IPSC 2014 Postmortem
I decided to give the Internet Problem Solving Contest (IPSC) a go this year, with a couple of friends. I've done it in the past and enjoyed it. I like how it only eats a few hours one day and I like how the variety in the problems they give you keeps things interesting.
That said, my performance in the IPSC this year is probably best described as, "Three strikes and you're out!" I did terrible.
I solved one very simple problem. I spent the rest of the contest chasing after a much harder challenge that I couldn't complete in the time allowed.
The worst part is that I made some silly mistakes that I've learned to avoid in the past. As penance, I offer up this article, mainly as a reminder to myself, but hopefully also as a tool that could save others from some of my folly.
Let's start with a simple mistake I made…
Not All Problems are Programming Problems
The IPSC does a great job each year of reminding us that some problems are trivial to solve without programming. It's a good thing they do too, because I seem to need a lot of reminding.
A great example of that in this year's contest was the problem that had you listening to sound files. The goal was to get a simple number out of what you heard. In the easier case, a digitized voice is reading ones and zeros for the listener to transcribe.
While you could solve this problem with programming, that's a lot of work. You would need to process the sound data and search for patterns.
Of course, the obvious non-programming solution also has problems. You can just listen to the file, writing down what you hear. But the file goes on for almost 15 minutes and I don't trust my ability to maintain focus and accuracy for that long. It's too error prone and takes too long.
What I really wanted to be able to do was to read the sound. Sadly, I didn't realize until after the contest that I could do exactly that. See for yourself:
That's right, open the sound file in most any sound editor and it will show you a graphical representation of what you are hearing. You can play it for a few seconds to spot the shape of the ones and zeros, then stop the sound and literally read the number out of what you see.
The point I want to remember here is that I should be using every tool in my arsenal, not just programming, to solve problems.
Quitting is a Valid Move
As I said earlier, I blew most of my problem solving time on a problem that was obviously too much for me. I knew this about an hour into working on it. But I have this problem: I can't quit. This is a disease. Please don't be like me.
I'll give a non-IPSC example to drive this point home. I've been working on some code that displays a grid of images. Items in this grid have some connections drawn between them and other little images drawn around them. These extras kind of break the grid concept, since they can be in multiple cells.

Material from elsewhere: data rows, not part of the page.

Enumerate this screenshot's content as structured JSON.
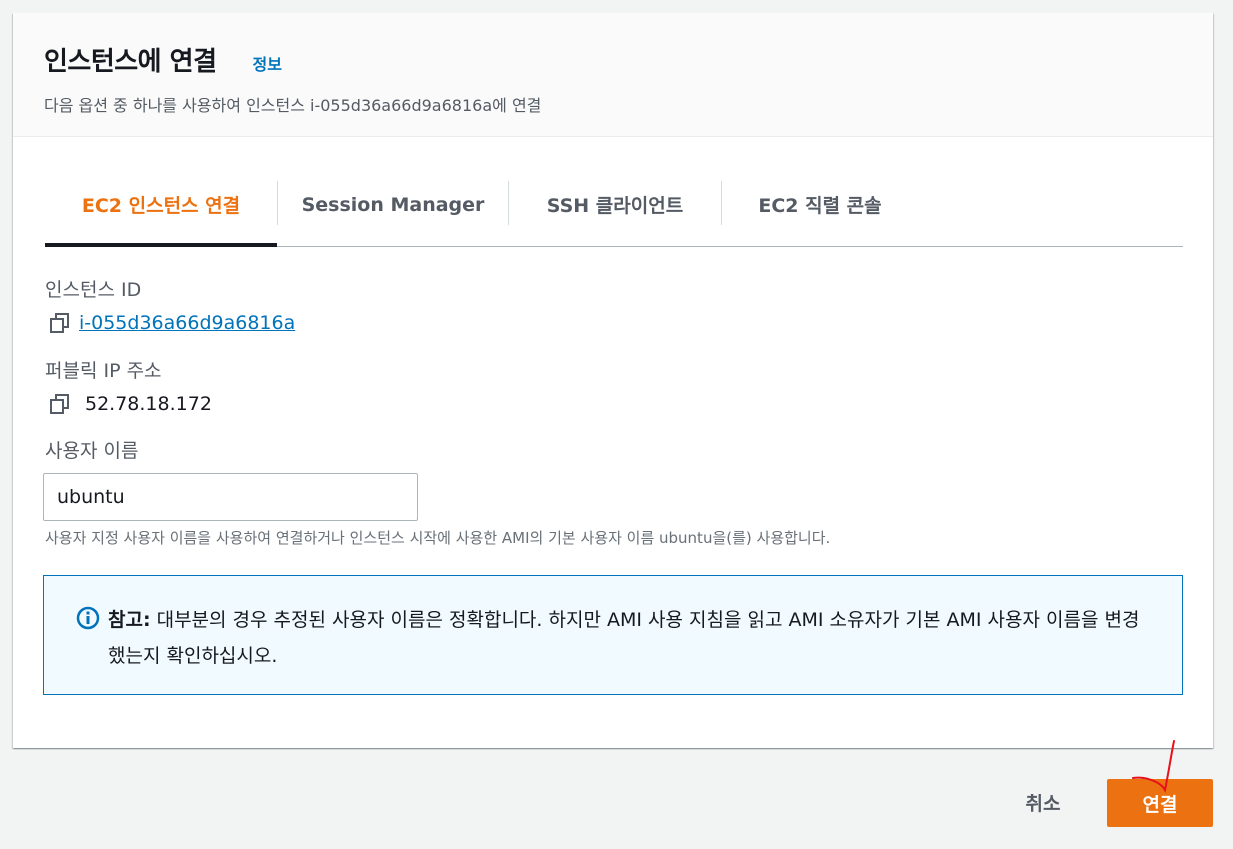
{
  "header": {
    "title": "인스턴스에 연결",
    "info_link": "정보",
    "subtitle": "다음 옵션 중 하나를 사용하여 인스턴스 i-055d36a66d9a6816a에 연결"
  },
  "tabs": [
    {
      "label": "EC2 인스턴스 연결",
      "active": true
    },
    {
      "label": "Session Manager",
      "active": false
    },
    {
      "label": "SSH 클라이언트",
      "active": false
    },
    {
      "label": "EC2 직렬 콘솔",
      "active": false
    }
  ],
  "fields": {
    "instance_id_label": "인스턴스 ID",
    "instance_id_value": "i-055d36a66d9a6816a",
    "public_ip_label": "퍼블릭 IP 주소",
    "public_ip_value": "52.78.18.172",
    "username_label": "사용자 이름",
    "username_value": "ubuntu",
    "username_hint": "사용자 지정 사용자 이름을 사용하여 연결하거나 인스턴스 시작에 사용한 AMI의 기본 사용자 이름 ubuntu을(를) 사용합니다."
  },
  "alert": {
    "prefix": "참고:",
    "text": " 대부분의 경우 추정된 사용자 이름은 정확합니다. 하지만 AMI 사용 지침을 읽고 AMI 소유자가 기본 AMI 사용자 이름을 변경했는지 확인하십시오."
  },
  "footer": {
    "cancel_label": "취소",
    "connect_label": "연결"
  },
  "colors": {
    "accent": "#ec7211",
    "link": "#0073bb",
    "alert_bg": "#f1faff",
    "annotation": "#e8101a"
  }
}
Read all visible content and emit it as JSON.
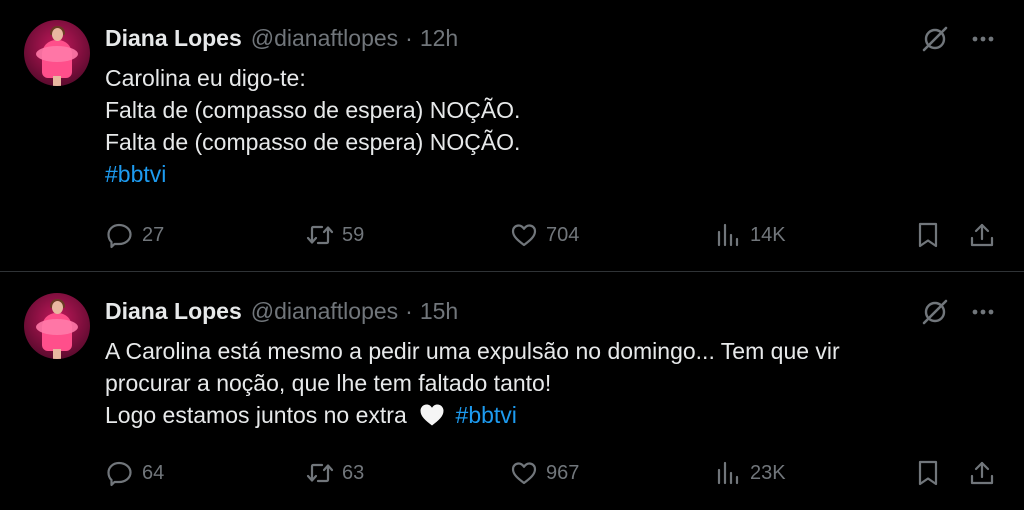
{
  "tweets": [
    {
      "author": {
        "name": "Diana Lopes",
        "handle": "@dianaftlopes",
        "separator": "·",
        "time": "12h"
      },
      "lines": [
        "Carolina eu digo-te:",
        "Falta de (compasso de espera) NOÇÃO.",
        "Falta de (compasso de espera) NOÇÃO."
      ],
      "hashtag": "#bbtvi",
      "stats": {
        "replies": "27",
        "retweets": "59",
        "likes": "704",
        "views": "14K"
      }
    },
    {
      "author": {
        "name": "Diana Lopes",
        "handle": "@dianaftlopes",
        "separator": "·",
        "time": "15h"
      },
      "lines": [
        "A Carolina está mesmo a pedir uma expulsão no domingo... Tem que vir",
        "procurar a noção, que lhe tem faltado tanto!"
      ],
      "last_line": "Logo estamos juntos no extra",
      "emoji": "white-heart-emoji",
      "hashtag": "#bbtvi",
      "stats": {
        "replies": "64",
        "retweets": "63",
        "likes": "967",
        "views": "23K"
      }
    }
  ],
  "icons": {
    "avatar": "avatar-image",
    "grok": "grok-icon",
    "more": "more-options-icon",
    "reply": "reply-icon",
    "retweet": "retweet-icon",
    "like": "heart-icon",
    "views": "views-icon",
    "bookmark": "bookmark-icon",
    "share": "share-icon"
  },
  "colors": {
    "background": "#000000",
    "text": "#e7e9ea",
    "secondary": "#71767b",
    "link": "#1d9bf0",
    "divider": "#2f3336"
  }
}
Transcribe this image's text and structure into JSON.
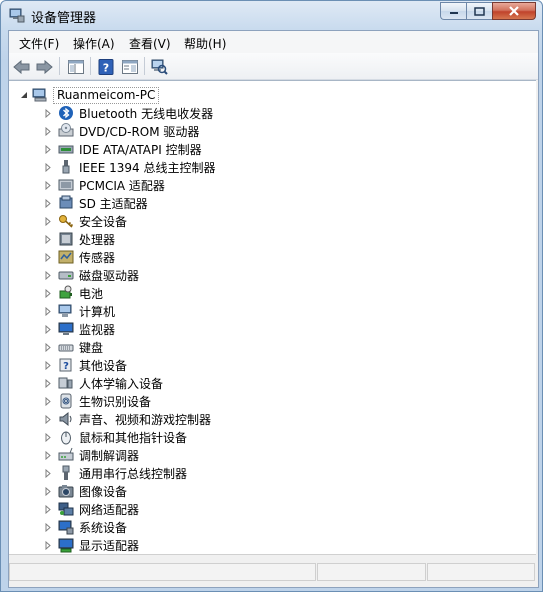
{
  "window": {
    "title": "设备管理器"
  },
  "menu": [
    "文件(F)",
    "操作(A)",
    "查看(V)",
    "帮助(H)"
  ],
  "toolbar": [
    "back-icon",
    "forward-icon",
    "show-hide-console-tree-icon",
    "help-icon",
    "properties-icon",
    "scan-hardware-icon"
  ],
  "tree": {
    "root": "Ruanmeicom-PC",
    "items": [
      {
        "label": "Bluetooth 无线电收发器",
        "icon": "bluetooth-icon"
      },
      {
        "label": "DVD/CD-ROM 驱动器",
        "icon": "dvd-drive-icon"
      },
      {
        "label": "IDE ATA/ATAPI 控制器",
        "icon": "ide-controller-icon"
      },
      {
        "label": "IEEE 1394 总线主控制器",
        "icon": "ieee1394-icon"
      },
      {
        "label": "PCMCIA 适配器",
        "icon": "pcmcia-icon"
      },
      {
        "label": "SD 主适配器",
        "icon": "sd-adapter-icon"
      },
      {
        "label": "安全设备",
        "icon": "key-icon"
      },
      {
        "label": "处理器",
        "icon": "processor-icon"
      },
      {
        "label": "传感器",
        "icon": "sensor-icon"
      },
      {
        "label": "磁盘驱动器",
        "icon": "disk-drive-icon"
      },
      {
        "label": "电池",
        "icon": "battery-icon"
      },
      {
        "label": "计算机",
        "icon": "computer-icon"
      },
      {
        "label": "监视器",
        "icon": "monitor-icon"
      },
      {
        "label": "键盘",
        "icon": "keyboard-icon"
      },
      {
        "label": "其他设备",
        "icon": "unknown-device-icon"
      },
      {
        "label": "人体学输入设备",
        "icon": "hid-icon"
      },
      {
        "label": "生物识别设备",
        "icon": "fingerprint-icon"
      },
      {
        "label": "声音、视频和游戏控制器",
        "icon": "speaker-icon"
      },
      {
        "label": "鼠标和其他指针设备",
        "icon": "mouse-icon"
      },
      {
        "label": "调制解调器",
        "icon": "modem-icon"
      },
      {
        "label": "通用串行总线控制器",
        "icon": "usb-icon"
      },
      {
        "label": "图像设备",
        "icon": "camera-icon"
      },
      {
        "label": "网络适配器",
        "icon": "network-adapter-icon"
      },
      {
        "label": "系统设备",
        "icon": "system-device-icon"
      },
      {
        "label": "显示适配器",
        "icon": "display-adapter-icon"
      }
    ]
  }
}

Now I had to write some code to select these cell-spanning extras. This proved pretty challenging, again because of the complexities of the grid they are in. The code got hard. I kept hacking. It got harder. I pushed harder.
My problem, in both of these situations is the same: I keep telling myself that I'll get it. The worst part is that I'm right. I will eventually break through and land on a solution.
However, and this is the super critical realization for me, that's totally not the point!
I blew about four hours in that contest chasing a problem that I knew was hard. I've blown about two weeks of free time banging my head against this grid selection code. Even if I solved them both right then, I lost.
Let's go back to thinking about that grid problem. I figured out that there are nine special cases that I need to solve. Then I started attacking them. I had six handled at last count. While I can probably get the current approach working, eventually, I don't want to maintain that code! What am I going to do when the first bug report comes in? Pause for three weeks to get back into this code enough to debug the issue? Fail.
The contest is the same. Even if I had scored the solution before the buzzer (which I did not), I would have still been creamed by anyone who went after two or more easier challenges. Their tasks would have been simpler and more rewarding. I was pushing through the pain for less gain. That's just silly.
It's far better to quit.
I've had plenty of time now to re-architect the grid problem to remove the grid itself, which clearly doesn't fit, in favor of a better abstraction. In the contest, I could have quit when I noticed the depth of the problem and still spent three hours solving other problems.
It's so important to learn the value of quitting.
Teamwork: It's a Thing
If I had been smart enough to give myself back all that time I wasted, I sure could have made better use of it. One way I could have done that would have been to remember that I was on a team.
The three of us just picked problems and worked pretty much in isolation. While that can be a valid approach, it may not be ideal in all cases.
I've already mentioned that I got hung up on a problem, but my teammates did as well. One spent time trying to work out all of possible scenarios for a simple game while the other was building a crossword solver.
I'm not sure if I could have helped with either case. The game may have been mostly about getting your head around how it works and adding another head to fill may not have made that any easier. Then again, talking out ideas may have.
The crossword didn't look too tough overall, it just had a fair bit of busy work in it. You had to build handlers for each of the clue types. I likely could have contributed there, just by offering to handle some of those types.
But here's the real kicker: I never asked!
Talk about a rookie mistake. How hard is it to say, "I'm clearly spinning my wheels over here, is there anything I could do that would help you?"
Lessons learned… again… I hope…